But them's the breaks, especially in the harsh world of football management.
Besides, he has made mistakes. Insisting on playing loanees even in the nothing games in the fag end of last season was infuriating, especially given the shoddy performances and results during that period. He failed to get much out of Jonny Williams and more significantly, his management of the younger players has not helped matters. Besides which, in spite of the restrictions, there remained the core of a very good squad at his disposal.
A while back, I wrote that how Freedman manages the youth players would probably determine how he fares as manager. To his credit, he has coaxed some impressive performances from Ben Osborn in a wide left position. Initially, this seemed a doomed experiment but in fairness, it has been successful. On the other hand, Tyler Walker's development has regressed and although he has turned to youth, it has invariably been in the form of throwing them on with ten minutes or so to spare. Of course, if they're not ready, they're not ready but the Youth team has been playing exceptional well for a while now and if they're not ready now then when will they ever be? Furthermore, surely it's part of the manager's remit to get them ready: sometimes they'll make mistakes, sometimes they'll perform miracles. Generally speaking, fans will forgive kids more than seasoned pros. Sadly, by the time Dougie turned to them, the crowd had generally become disillusioned with the manner of performances being turned in.
Perhaps the real kicker for fans is the very nature of those performances. Even when points were garnered, it wasn't pretty. For the most part, the game plan revolved around ceding possession and taking one of precious few chances created. Against weaker teams or teams who were not at the races, it worked. But on occasions, watching such performances was like watching a toddler try to balance a ball bearing atop a needle: painfully frustrating and reliant on the tiniest detail and blind luck.

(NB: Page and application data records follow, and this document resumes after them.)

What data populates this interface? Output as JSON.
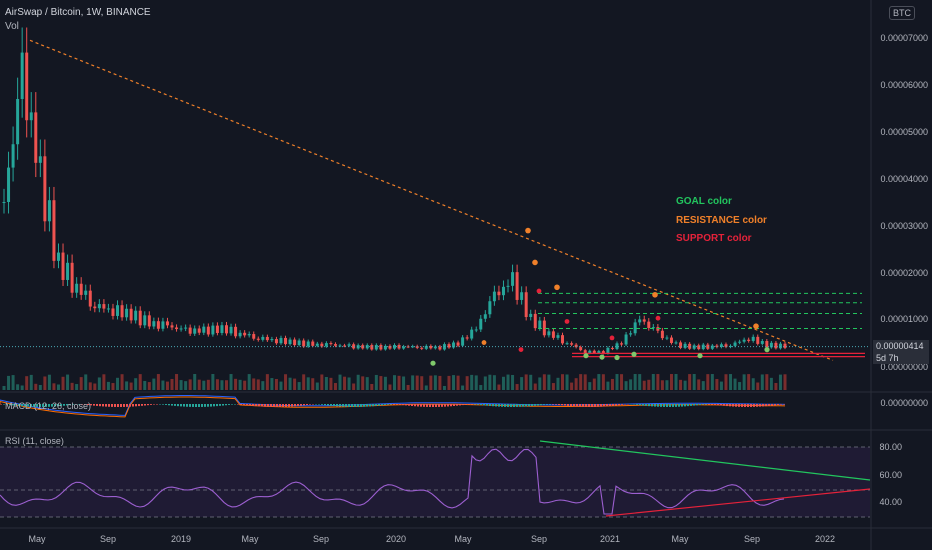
{
  "header": {
    "symbol_title": "AirSwap / Bitcoin, 1W, BINANCE",
    "vol_label": "Vol",
    "currency_badge": "BTC"
  },
  "legend": {
    "goal": "GOAL color",
    "resistance": "RESISTANCE color",
    "support": "SUPPORT color",
    "goal_color": "#22c55e",
    "resistance_color": "#f0802a",
    "support_color": "#e5223a"
  },
  "price_axis": [
    "0.00007000",
    "0.00006000",
    "0.00005000",
    "0.00004000",
    "0.00003000",
    "0.00002000",
    "0.00001000",
    "0.00000000"
  ],
  "current_price": {
    "value": "0.00000414",
    "countdown": "5d 7h"
  },
  "macd": {
    "label": "MACD (12, 26, close)",
    "axis_value": "0.00000000"
  },
  "rsi": {
    "label": "RSI (11, close)",
    "axis": [
      "80.00",
      "60.00",
      "40.00"
    ]
  },
  "time_axis": [
    "May",
    "Sep",
    "2019",
    "May",
    "Sep",
    "2020",
    "May",
    "Sep",
    "2021",
    "May",
    "Sep",
    "2022"
  ],
  "chart_data": {
    "type": "line",
    "title": "AirSwap / Bitcoin, 1W, BINANCE",
    "ylim": [
      0,
      7.3e-05
    ],
    "price_series": {
      "name": "AST/BTC weekly close (approx.)",
      "x": [
        "2018-04",
        "2018-05",
        "2018-06",
        "2018-07",
        "2018-08",
        "2018-09",
        "2018-10",
        "2018-11",
        "2018-12",
        "2019-01",
        "2019-02",
        "2019-03",
        "2019-04",
        "2019-05",
        "2019-06",
        "2019-07",
        "2019-08",
        "2019-09",
        "2019-10",
        "2019-11",
        "2019-12",
        "2020-01",
        "2020-02",
        "2020-03",
        "2020-04",
        "2020-05",
        "2020-06",
        "2020-07",
        "2020-08",
        "2020-09",
        "2020-10",
        "2020-11",
        "2020-12",
        "2021-01",
        "2021-02",
        "2021-03",
        "2021-04",
        "2021-05",
        "2021-06",
        "2021-07",
        "2021-08",
        "2021-09",
        "2021-10",
        "2021-11"
      ],
      "values": [
        3.5e-05,
        6.2e-05,
        4e-05,
        2.2e-05,
        1.7e-05,
        1.3e-05,
        1.2e-05,
        1.1e-05,
        9e-06,
        8.5e-06,
        7.5e-06,
        7.5e-06,
        8e-06,
        7e-06,
        6e-06,
        5.5e-06,
        5e-06,
        4.5e-06,
        4.5e-06,
        4.2e-06,
        4e-06,
        4e-06,
        4.2e-06,
        4e-06,
        4e-06,
        4.8e-06,
        8e-06,
        1.5e-05,
        1.8e-05,
        1e-05,
        7e-06,
        5e-06,
        3e-06,
        3e-06,
        5e-06,
        1e-05,
        7e-06,
        4.5e-06,
        4e-06,
        4.2e-06,
        4.5e-06,
        6e-06,
        4.5e-06,
        4.14e-06
      ]
    },
    "levels": {
      "goal": [
        1.55e-05,
        1.35e-05,
        1.12e-05,
        8e-06
      ],
      "support": [
        2.7e-06,
        2e-06
      ]
    },
    "rsi_levels": [
      80,
      60,
      40
    ]
  }
}
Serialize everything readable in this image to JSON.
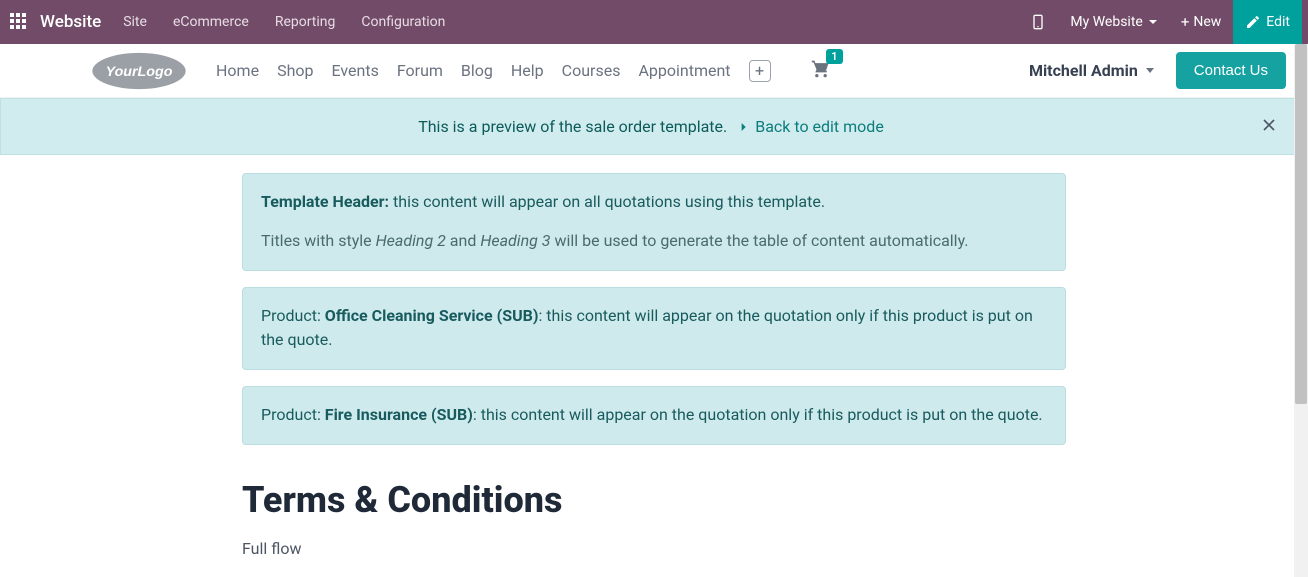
{
  "topbar": {
    "brand": "Website",
    "menu": [
      "Site",
      "eCommerce",
      "Reporting",
      "Configuration"
    ],
    "my_website": "My Website",
    "new": "New",
    "edit": "Edit"
  },
  "navbar": {
    "links": [
      "Home",
      "Shop",
      "Events",
      "Forum",
      "Blog",
      "Help",
      "Courses",
      "Appointment"
    ],
    "cart_count": "1",
    "user": "Mitchell Admin",
    "contact": "Contact Us"
  },
  "banner": {
    "text": "This is a preview of the sale order template.",
    "back": "Back to edit mode"
  },
  "boxes": {
    "header_label": "Template Header:",
    "header_text": " this content will appear on all quotations using this template.",
    "header_sub_pre": "Titles with style ",
    "h2": "Heading 2",
    "and": " and ",
    "h3": "Heading 3",
    "header_sub_post": " will be used to generate the table of content automatically.",
    "product_label": "Product: ",
    "product1": "Office Cleaning Service (SUB)",
    "product1_text": ": this content will appear on the quotation only if this product is put on the quote.",
    "product2": "Fire Insurance (SUB)",
    "product2_text": ": this content will appear on the quotation only if this product is put on the quote."
  },
  "terms": {
    "title": "Terms & Conditions",
    "body": "Full flow"
  }
}
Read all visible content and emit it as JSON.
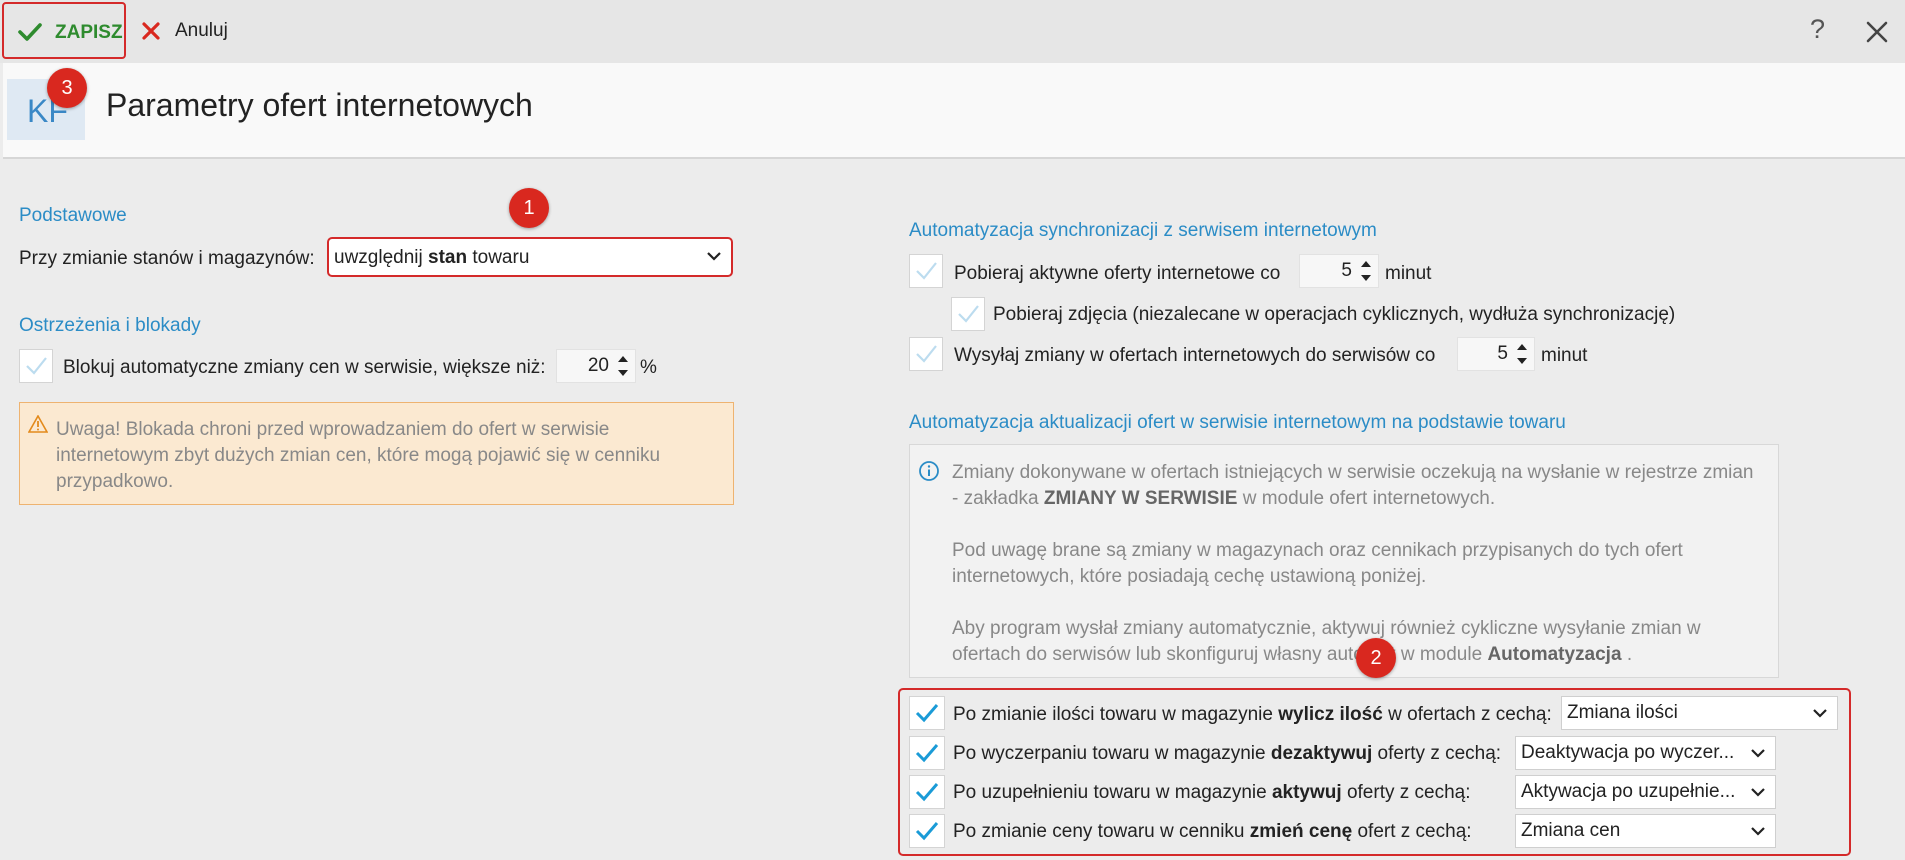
{
  "toolbar": {
    "save_label": "ZAPISZ",
    "cancel_label": "Anuluj",
    "help_label": "?"
  },
  "header": {
    "logo_text": "KF",
    "title": "Parametry ofert internetowych"
  },
  "badges": [
    "1",
    "2",
    "3"
  ],
  "basic": {
    "section_title": "Podstawowe",
    "stock_label": "Przy zmianie stanów i magazynów:",
    "stock_value_pre": "uwzględnij ",
    "stock_value_bold": "stan",
    "stock_value_post": " towaru"
  },
  "warnings": {
    "section_title": "Ostrzeżenia i blokady",
    "block_label": "Blokuj automatyczne zmiany cen w serwisie, większe niż:",
    "block_value": "20",
    "block_unit": "%",
    "block_checked": true,
    "notice": "Uwaga! Blokada chroni przed wprowadzaniem do ofert w serwisie internetowym zbyt dużych zmian cen, które mogą pojawić się w cenniku przypadkowo."
  },
  "sync": {
    "section_title": "Automatyzacja synchronizacji z serwisem internetowym",
    "fetch_label": "Pobieraj aktywne oferty internetowe co",
    "fetch_value": "5",
    "fetch_unit": "minut",
    "photos_label": "Pobieraj zdjęcia (niezalecane w operacjach cyklicznych, wydłuża synchronizację)",
    "send_label": "Wysyłaj zmiany w ofertach internetowych do serwisów co",
    "send_value": "5",
    "send_unit": "minut"
  },
  "update": {
    "section_title": "Automatyzacja aktualizacji ofert w serwisie internetowym na podstawie towaru",
    "info_p1_a": "Zmiany dokonywane w ofertach istniejących w serwisie oczekują na wysłanie w rejestrze zmian - zakładka ",
    "info_p1_bold": "ZMIANY W SERWISIE",
    "info_p1_b": " w module ofert internetowych.",
    "info_p2": "Pod uwagę brane są zmiany w magazynach oraz cennikach przypisanych do tych ofert internetowych, które posiadają cechę ustawioną poniżej.",
    "info_p3_a": "Aby program wysłał zmiany automatycznie, aktywuj również cykliczne wysyłanie zmian w ofertach do serwisów lub skonfiguruj własny automat w module ",
    "info_p3_bold": "Automatyzacja",
    "info_p3_b": " .",
    "rules": [
      {
        "pre": "Po zmianie ilości towaru w magazynie ",
        "bold": "wylicz ilość",
        "post": " w ofertach z cechą:",
        "value": "Zmiana ilości",
        "checked": true
      },
      {
        "pre": "Po wyczerpaniu towaru w magazynie ",
        "bold": "dezaktywuj",
        "post": " oferty z cechą:",
        "value": "Deaktywacja po wyczer...",
        "checked": true
      },
      {
        "pre": "Po uzupełnieniu towaru w magazynie ",
        "bold": "aktywuj",
        "post": " oferty z cechą:",
        "value": "Aktywacja po uzupełnie...",
        "checked": true
      },
      {
        "pre": "Po zmianie ceny towaru w cenniku ",
        "bold": "zmień cenę",
        "post": " ofert z cechą:",
        "value": "Zmiana cen",
        "checked": true
      }
    ]
  },
  "colors": {
    "accent": "#2b8cc6",
    "highlight": "#d42a2a",
    "save_green": "#2e8b2e",
    "warning_bg": "#fbe9d1",
    "check_blue": "#1a9bd7"
  }
}
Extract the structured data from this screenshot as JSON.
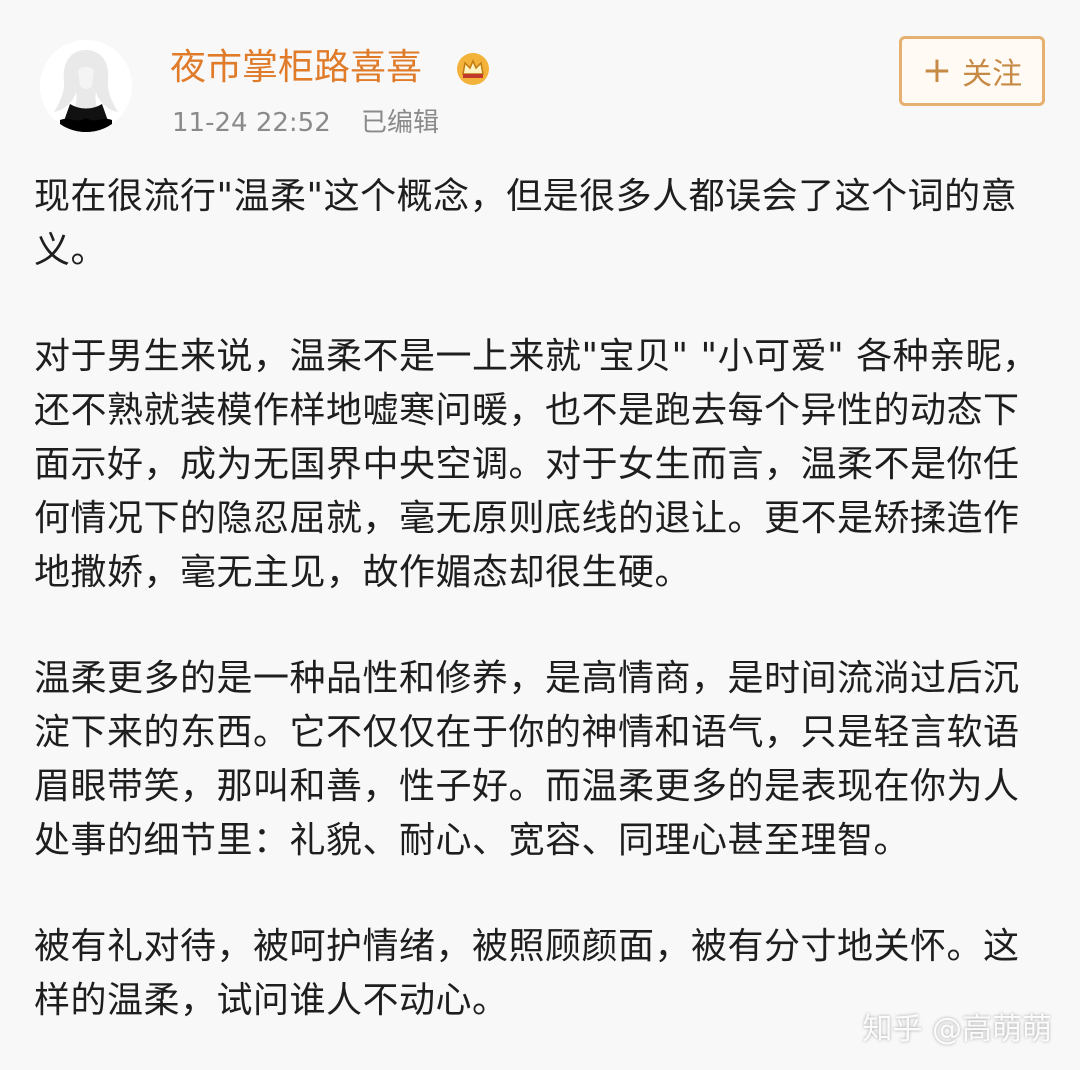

Given the shape the club was in back in August, mid table would generally have been considered to be fair. Indeed, if Dougie could hold on to the job until Christmas, he would have been doing well. So what changed?
For the most part, the performances he coaxed from the team over his period in charge left many wondering whether he was the man to move the club forward a level. In terms of guiding a club through a desperate season and ensuring heads stay above water, he was the right man at the right time. But once the novelty of anti football and defensive set ups wore off - alongside a run of defeats - his sacking was inevitable.
So who can lead the club out of this mire?
There's the rub. Does there exist the 'right' man to do so?
Given the current running of the club, no. There probably isn't a 'right' man out there. Until the club starts implementing a strategy for long term development in the current climate - FFP, parachute payments and increasing player power to name a few - the club will most likely continue to stagnate for a few years yet.
We've been here before and it's close to five years since Sean O'Driscoll was tasked with putting together a band new squad, pretty much from scratch, to contest the 2012-13 season under Fawaz al-Hasawi's leadership. It seems like the club has been patching together a brand new squad each and every transfer window since then. Lessons on how to run a football club remain defiantly and resolutely unlearned.
It doesn't have to be this way.
We don't deserve better because we went to Europe and won the league twice. Well, partly that but we deserve better for sticking by this club for the last 20 or so years since we tumbled out of the Premier League and even tasted three seasons in League 1. We deserve better for continuing to fork out north of £30 to watch our team play away from home. We deserve better for standing by and watching Bournemouth play proper football while they sail past us to glory on the back of wise investment. Throw in Sheffield Wednesday too if you like. Consider Brighton too who adhere to FFP restrictions and are now reaping the benefits.
It can be done, either with money or without. Just not by Nottingham Forest it seems.